TASK OBJECTIVE: Go through the listing below and work out how many lines hold "index"; reply with the figure alone.

============================================================

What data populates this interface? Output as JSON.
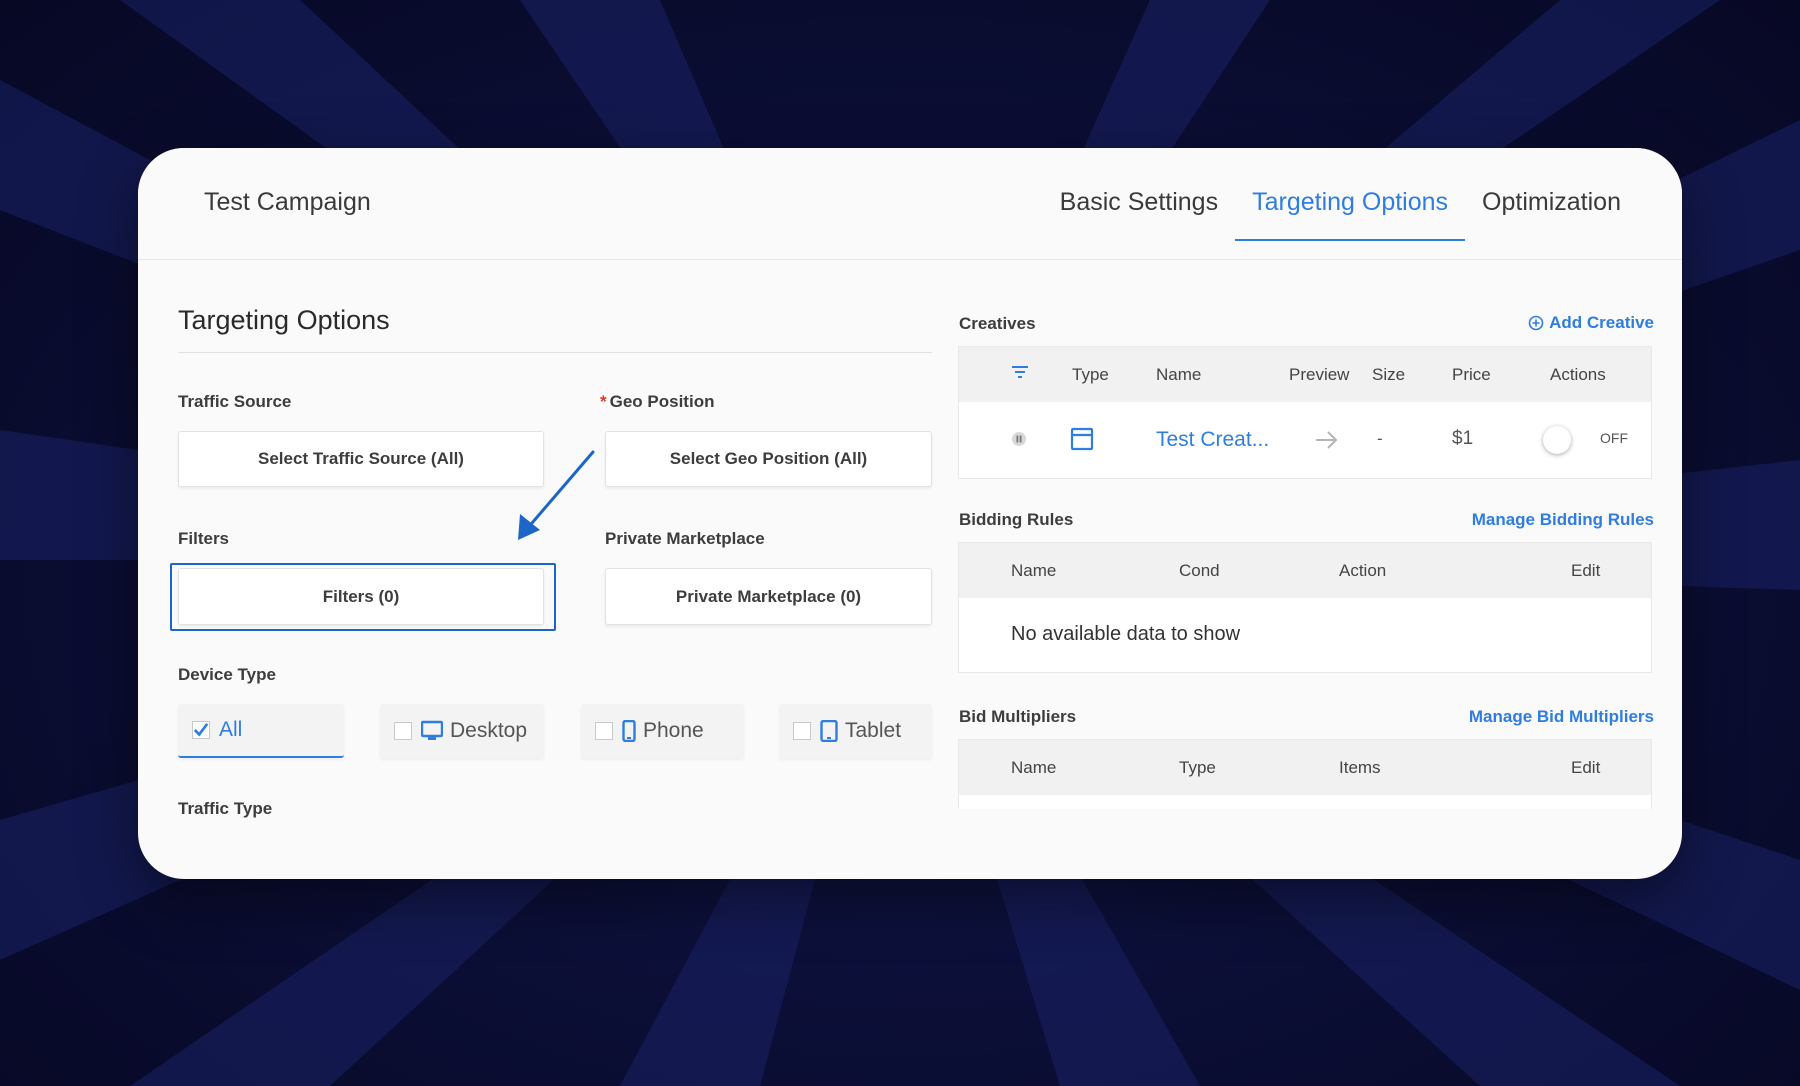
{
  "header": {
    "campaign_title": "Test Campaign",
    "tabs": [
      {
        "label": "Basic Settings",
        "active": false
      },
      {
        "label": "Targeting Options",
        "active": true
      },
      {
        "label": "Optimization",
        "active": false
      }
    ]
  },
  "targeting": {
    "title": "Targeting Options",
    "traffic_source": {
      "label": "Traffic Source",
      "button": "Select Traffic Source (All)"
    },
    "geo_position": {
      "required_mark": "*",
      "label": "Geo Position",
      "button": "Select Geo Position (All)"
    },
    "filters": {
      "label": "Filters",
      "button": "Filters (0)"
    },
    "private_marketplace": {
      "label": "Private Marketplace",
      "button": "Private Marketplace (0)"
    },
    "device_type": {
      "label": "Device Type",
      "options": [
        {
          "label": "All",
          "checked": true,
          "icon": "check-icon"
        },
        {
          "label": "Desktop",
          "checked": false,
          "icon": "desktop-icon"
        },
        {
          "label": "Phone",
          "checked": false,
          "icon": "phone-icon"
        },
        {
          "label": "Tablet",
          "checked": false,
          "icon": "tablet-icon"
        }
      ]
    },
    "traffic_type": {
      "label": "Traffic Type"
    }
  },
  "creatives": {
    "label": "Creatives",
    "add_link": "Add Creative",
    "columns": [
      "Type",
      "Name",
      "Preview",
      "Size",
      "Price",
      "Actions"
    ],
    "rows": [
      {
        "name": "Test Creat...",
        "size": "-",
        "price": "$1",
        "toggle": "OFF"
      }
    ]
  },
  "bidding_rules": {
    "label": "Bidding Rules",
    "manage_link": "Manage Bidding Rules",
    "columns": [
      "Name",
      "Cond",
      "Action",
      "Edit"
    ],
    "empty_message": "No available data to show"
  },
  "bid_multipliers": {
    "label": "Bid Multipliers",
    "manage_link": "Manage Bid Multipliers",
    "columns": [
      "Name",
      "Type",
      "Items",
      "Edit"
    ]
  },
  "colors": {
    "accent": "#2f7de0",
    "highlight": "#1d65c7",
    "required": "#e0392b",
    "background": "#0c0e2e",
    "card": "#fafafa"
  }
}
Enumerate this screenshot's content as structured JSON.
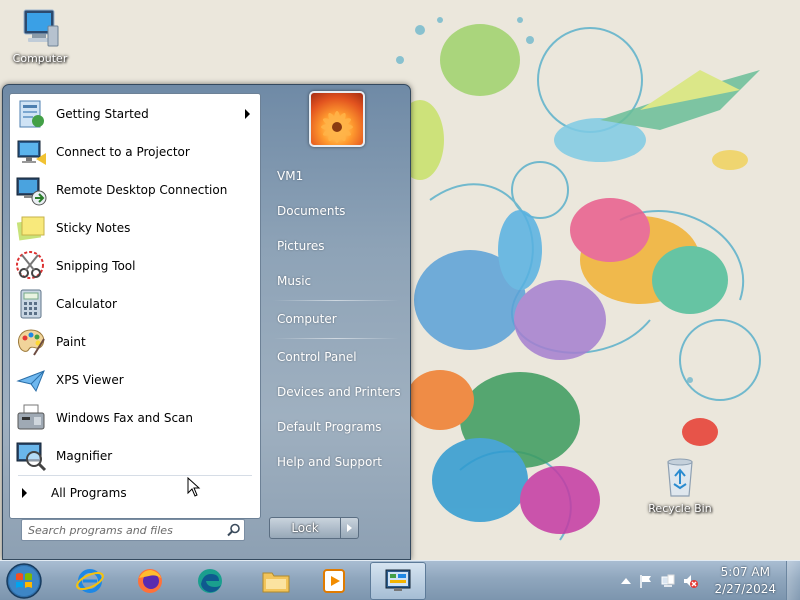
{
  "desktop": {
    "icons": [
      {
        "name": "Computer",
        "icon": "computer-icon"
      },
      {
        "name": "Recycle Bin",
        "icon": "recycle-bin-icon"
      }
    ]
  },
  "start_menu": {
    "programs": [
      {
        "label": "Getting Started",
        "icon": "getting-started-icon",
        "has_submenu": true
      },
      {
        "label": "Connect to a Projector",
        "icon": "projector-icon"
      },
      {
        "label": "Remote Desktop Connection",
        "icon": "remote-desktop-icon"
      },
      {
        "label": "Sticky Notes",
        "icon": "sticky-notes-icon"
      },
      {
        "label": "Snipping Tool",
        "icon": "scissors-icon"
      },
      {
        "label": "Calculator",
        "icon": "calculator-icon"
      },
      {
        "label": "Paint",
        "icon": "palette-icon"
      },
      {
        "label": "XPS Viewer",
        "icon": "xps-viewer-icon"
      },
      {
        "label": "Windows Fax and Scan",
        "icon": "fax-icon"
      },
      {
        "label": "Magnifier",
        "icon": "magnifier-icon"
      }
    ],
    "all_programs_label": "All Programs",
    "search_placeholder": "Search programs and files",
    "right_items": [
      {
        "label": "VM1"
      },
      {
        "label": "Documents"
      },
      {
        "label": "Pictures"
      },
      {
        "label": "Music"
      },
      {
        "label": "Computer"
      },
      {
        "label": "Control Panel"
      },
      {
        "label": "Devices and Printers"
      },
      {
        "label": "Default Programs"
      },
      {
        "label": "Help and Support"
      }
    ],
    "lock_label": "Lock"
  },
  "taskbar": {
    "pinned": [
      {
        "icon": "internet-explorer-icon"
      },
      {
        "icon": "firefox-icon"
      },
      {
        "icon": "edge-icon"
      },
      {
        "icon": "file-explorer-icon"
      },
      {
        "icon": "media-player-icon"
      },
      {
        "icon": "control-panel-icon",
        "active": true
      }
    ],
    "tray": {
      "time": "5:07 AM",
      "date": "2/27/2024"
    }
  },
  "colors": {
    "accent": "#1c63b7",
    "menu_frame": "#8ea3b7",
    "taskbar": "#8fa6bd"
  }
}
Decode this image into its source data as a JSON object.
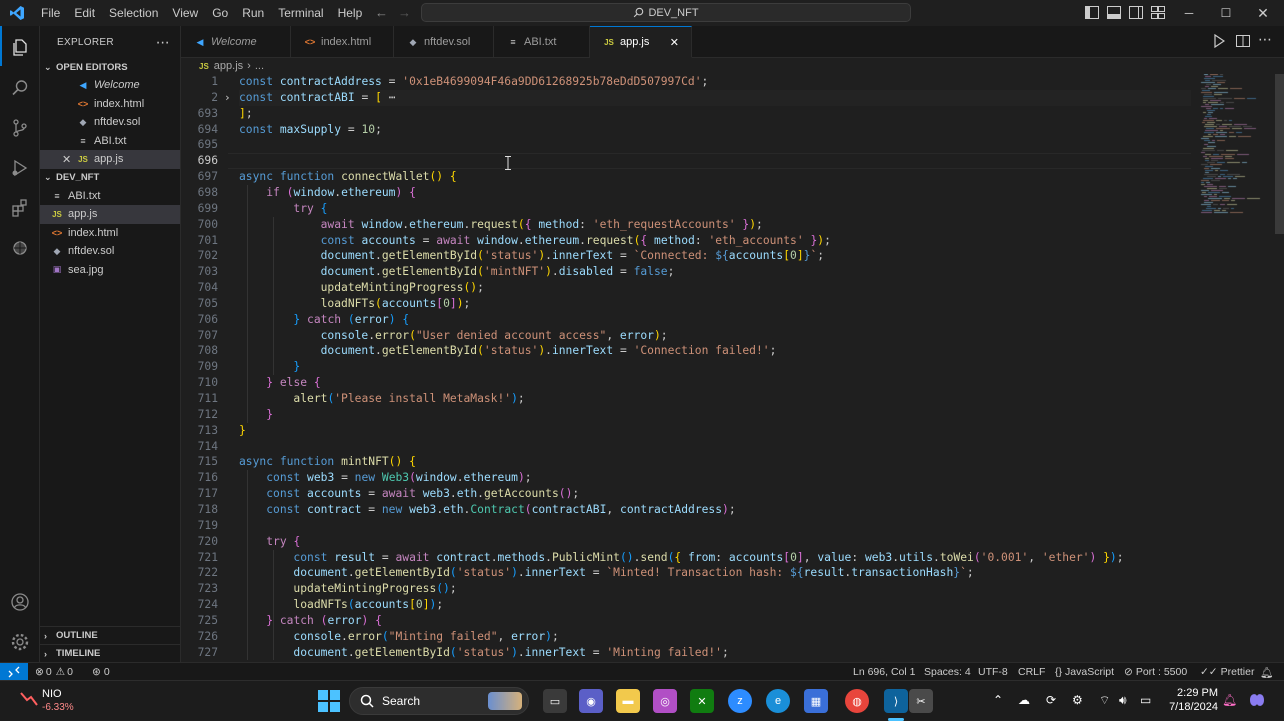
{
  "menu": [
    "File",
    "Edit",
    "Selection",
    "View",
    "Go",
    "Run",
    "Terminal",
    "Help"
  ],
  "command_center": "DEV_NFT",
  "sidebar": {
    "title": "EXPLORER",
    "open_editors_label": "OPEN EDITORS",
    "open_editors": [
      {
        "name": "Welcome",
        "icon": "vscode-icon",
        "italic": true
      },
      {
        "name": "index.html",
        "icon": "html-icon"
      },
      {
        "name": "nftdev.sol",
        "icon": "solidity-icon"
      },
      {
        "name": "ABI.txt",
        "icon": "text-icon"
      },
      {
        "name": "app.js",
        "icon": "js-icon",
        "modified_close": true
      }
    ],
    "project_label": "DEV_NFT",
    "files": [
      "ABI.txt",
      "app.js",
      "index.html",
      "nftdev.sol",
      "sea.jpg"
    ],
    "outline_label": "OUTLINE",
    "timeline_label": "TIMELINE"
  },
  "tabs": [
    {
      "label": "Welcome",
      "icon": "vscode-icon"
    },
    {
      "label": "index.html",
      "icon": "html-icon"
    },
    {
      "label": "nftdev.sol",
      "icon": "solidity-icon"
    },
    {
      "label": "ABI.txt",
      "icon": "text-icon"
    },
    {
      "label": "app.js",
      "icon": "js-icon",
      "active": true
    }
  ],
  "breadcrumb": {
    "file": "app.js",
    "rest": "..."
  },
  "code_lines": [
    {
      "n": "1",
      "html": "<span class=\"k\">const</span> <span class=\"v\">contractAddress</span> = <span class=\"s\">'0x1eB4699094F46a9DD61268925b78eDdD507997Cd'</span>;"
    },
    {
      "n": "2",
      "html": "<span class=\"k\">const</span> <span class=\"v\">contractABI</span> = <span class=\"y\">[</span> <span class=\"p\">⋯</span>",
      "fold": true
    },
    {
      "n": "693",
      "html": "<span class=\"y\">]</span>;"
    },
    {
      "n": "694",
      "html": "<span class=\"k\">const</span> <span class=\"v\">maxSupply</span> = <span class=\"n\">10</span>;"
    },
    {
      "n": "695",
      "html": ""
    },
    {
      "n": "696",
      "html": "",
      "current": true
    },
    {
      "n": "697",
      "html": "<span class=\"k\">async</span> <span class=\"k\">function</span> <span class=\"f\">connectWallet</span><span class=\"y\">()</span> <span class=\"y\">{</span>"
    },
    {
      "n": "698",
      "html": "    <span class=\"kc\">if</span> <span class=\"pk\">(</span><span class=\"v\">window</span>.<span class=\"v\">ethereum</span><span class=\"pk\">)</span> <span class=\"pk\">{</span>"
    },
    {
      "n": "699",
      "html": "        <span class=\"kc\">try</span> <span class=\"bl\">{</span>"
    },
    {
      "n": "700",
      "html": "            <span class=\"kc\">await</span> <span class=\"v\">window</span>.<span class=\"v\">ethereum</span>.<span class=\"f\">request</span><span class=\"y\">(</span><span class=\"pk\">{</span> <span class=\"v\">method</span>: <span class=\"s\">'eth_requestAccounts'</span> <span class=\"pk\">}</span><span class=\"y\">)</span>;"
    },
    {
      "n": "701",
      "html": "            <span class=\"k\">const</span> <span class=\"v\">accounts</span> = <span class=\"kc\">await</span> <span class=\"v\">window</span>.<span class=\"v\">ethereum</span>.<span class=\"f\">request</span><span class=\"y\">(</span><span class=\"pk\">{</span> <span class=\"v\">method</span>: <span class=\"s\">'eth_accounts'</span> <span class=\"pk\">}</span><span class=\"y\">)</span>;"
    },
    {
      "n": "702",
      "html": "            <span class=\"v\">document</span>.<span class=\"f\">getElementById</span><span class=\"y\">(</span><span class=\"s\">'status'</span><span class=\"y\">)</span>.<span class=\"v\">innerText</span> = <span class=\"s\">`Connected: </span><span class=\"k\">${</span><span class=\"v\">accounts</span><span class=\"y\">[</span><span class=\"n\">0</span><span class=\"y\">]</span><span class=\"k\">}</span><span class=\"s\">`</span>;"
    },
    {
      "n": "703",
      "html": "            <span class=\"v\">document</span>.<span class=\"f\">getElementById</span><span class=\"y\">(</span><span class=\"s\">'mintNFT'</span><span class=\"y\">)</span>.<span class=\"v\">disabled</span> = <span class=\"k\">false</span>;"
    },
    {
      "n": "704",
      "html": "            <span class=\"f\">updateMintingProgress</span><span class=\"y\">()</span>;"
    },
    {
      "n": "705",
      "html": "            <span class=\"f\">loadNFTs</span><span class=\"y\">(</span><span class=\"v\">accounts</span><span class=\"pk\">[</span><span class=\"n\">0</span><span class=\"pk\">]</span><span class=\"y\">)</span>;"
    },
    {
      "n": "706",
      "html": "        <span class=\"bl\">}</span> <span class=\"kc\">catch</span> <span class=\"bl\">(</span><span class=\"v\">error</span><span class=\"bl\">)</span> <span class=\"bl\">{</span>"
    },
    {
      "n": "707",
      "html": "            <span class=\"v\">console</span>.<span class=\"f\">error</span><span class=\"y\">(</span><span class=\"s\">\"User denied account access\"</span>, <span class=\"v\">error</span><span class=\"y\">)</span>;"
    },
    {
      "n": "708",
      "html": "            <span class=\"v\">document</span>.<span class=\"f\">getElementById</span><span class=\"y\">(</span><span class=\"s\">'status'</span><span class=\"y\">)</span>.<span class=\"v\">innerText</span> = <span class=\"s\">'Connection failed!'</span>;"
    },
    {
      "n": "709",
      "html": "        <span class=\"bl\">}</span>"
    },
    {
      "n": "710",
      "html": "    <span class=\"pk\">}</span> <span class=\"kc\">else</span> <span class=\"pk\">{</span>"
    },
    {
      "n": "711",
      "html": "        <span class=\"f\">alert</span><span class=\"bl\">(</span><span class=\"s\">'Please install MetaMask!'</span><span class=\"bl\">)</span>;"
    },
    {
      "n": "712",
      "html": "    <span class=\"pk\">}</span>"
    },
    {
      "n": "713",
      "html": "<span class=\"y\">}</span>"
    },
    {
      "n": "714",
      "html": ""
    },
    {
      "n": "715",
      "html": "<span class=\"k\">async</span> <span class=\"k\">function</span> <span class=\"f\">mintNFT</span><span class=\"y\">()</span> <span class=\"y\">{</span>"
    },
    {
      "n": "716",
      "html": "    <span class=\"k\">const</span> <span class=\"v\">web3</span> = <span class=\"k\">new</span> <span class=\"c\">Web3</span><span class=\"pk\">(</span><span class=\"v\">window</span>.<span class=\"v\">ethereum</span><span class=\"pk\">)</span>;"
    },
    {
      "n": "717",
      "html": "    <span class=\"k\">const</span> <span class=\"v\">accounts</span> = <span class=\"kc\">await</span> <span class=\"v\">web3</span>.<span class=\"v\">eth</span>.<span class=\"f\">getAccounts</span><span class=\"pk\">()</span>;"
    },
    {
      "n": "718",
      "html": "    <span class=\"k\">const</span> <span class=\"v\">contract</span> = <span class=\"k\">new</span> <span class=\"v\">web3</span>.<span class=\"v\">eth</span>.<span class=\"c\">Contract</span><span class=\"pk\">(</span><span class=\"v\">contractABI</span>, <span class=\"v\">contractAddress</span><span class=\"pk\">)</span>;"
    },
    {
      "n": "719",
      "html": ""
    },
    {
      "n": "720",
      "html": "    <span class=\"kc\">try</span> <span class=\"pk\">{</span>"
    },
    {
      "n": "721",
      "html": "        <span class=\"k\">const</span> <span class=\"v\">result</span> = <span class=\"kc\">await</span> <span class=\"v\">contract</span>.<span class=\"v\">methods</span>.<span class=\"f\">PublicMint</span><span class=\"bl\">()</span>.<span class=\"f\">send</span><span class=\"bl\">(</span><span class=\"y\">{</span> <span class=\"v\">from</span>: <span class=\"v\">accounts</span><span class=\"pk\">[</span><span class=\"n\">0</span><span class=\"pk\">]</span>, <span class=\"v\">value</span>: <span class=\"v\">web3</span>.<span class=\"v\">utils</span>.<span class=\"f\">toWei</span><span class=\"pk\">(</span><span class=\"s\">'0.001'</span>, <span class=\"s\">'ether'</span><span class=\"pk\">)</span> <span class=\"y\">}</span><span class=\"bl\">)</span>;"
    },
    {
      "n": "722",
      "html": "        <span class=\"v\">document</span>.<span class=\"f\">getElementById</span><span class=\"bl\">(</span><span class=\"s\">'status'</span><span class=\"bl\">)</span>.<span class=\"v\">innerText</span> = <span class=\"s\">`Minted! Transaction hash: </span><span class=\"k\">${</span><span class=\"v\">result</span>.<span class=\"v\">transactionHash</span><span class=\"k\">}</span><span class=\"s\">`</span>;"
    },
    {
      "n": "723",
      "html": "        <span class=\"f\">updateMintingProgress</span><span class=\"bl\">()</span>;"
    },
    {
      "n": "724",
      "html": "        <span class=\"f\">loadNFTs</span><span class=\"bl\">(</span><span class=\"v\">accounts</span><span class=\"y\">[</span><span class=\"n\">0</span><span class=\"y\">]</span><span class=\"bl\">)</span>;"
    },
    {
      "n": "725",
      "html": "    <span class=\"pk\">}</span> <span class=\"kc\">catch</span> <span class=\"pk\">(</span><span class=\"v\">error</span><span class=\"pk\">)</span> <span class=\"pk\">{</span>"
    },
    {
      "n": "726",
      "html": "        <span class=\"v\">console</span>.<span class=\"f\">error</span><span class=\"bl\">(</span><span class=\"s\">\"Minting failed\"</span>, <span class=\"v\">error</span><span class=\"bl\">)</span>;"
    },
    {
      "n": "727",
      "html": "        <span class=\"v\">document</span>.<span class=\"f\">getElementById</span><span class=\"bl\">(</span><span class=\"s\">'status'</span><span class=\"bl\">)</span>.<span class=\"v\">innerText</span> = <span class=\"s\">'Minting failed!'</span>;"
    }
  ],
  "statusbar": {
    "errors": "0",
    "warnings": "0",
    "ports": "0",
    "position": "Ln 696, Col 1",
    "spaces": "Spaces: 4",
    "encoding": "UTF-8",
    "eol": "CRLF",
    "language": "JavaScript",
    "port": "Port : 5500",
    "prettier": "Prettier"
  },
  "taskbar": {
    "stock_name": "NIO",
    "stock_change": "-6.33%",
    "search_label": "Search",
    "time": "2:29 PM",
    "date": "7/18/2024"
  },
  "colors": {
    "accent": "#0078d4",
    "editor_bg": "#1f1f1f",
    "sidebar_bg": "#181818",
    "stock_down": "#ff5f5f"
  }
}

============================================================

SOLUTION BELOW: 3